── SUPPLIED RECORDS ──

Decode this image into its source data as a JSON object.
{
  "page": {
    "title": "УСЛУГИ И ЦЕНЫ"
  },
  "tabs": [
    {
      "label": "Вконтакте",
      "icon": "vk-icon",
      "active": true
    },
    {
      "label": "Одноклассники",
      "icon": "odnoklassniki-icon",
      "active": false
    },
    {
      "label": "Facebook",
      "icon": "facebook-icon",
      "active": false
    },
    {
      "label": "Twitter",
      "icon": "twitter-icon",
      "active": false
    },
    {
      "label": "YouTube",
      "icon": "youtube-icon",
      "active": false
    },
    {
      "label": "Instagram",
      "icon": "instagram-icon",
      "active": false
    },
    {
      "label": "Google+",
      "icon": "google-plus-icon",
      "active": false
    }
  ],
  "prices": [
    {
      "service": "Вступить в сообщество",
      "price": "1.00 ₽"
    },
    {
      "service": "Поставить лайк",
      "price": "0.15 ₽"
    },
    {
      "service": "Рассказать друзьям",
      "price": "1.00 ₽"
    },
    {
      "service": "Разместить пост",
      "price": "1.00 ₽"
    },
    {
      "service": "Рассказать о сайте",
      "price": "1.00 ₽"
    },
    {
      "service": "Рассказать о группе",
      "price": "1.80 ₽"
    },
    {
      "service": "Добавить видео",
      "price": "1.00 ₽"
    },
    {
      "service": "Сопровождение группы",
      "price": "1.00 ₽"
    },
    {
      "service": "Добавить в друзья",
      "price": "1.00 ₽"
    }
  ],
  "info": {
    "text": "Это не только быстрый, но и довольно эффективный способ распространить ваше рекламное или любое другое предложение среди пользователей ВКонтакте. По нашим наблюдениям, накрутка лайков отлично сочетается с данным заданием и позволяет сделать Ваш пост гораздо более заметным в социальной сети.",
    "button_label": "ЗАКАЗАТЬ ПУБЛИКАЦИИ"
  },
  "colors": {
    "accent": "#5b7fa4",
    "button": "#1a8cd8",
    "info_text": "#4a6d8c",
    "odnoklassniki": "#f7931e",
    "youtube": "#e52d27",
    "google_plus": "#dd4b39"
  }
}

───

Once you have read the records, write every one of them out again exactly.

▶ PROBLEM SOLUTION
Decode this image into its source data as a JSON object.
{
  "page": {
    "title": "УСЛУГИ И ЦЕНЫ"
  },
  "tabs": [
    {
      "label": "Вконтакте",
      "icon": "vk-icon",
      "active": true
    },
    {
      "label": "Одноклассники",
      "icon": "odnoklassniki-icon",
      "active": false
    },
    {
      "label": "Facebook",
      "icon": "facebook-icon",
      "active": false
    },
    {
      "label": "Twitter",
      "icon": "twitter-icon",
      "active": false
    },
    {
      "label": "YouTube",
      "icon": "youtube-icon",
      "active": false
    },
    {
      "label": "Instagram",
      "icon": "instagram-icon",
      "active": false
    },
    {
      "label": "Google+",
      "icon": "google-plus-icon",
      "active": false
    }
  ],
  "prices": [
    {
      "service": "Вступить в сообщество",
      "price": "1.00 ₽"
    },
    {
      "service": "Поставить лайк",
      "price": "0.15 ₽"
    },
    {
      "service": "Рассказать друзьям",
      "price": "1.00 ₽"
    },
    {
      "service": "Разместить пост",
      "price": "1.00 ₽"
    },
    {
      "service": "Рассказать о сайте",
      "price": "1.00 ₽"
    },
    {
      "service": "Рассказать о группе",
      "price": "1.80 ₽"
    },
    {
      "service": "Добавить видео",
      "price": "1.00 ₽"
    },
    {
      "service": "Сопровождение группы",
      "price": "1.00 ₽"
    },
    {
      "service": "Добавить в друзья",
      "price": "1.00 ₽"
    }
  ],
  "info": {
    "text": "Это не только быстрый, но и довольно эффективный способ распространить ваше рекламное или любое другое предложение среди пользователей ВКонтакте. По нашим наблюдениям, накрутка лайков отлично сочетается с данным заданием и позволяет сделать Ваш пост гораздо более заметным в социальной сети.",
    "button_label": "ЗАКАЗАТЬ ПУБЛИКАЦИИ"
  },
  "colors": {
    "accent": "#5b7fa4",
    "button": "#1a8cd8",
    "info_text": "#4a6d8c",
    "odnoklassniki": "#f7931e",
    "youtube": "#e52d27",
    "google_plus": "#dd4b39"
  }
}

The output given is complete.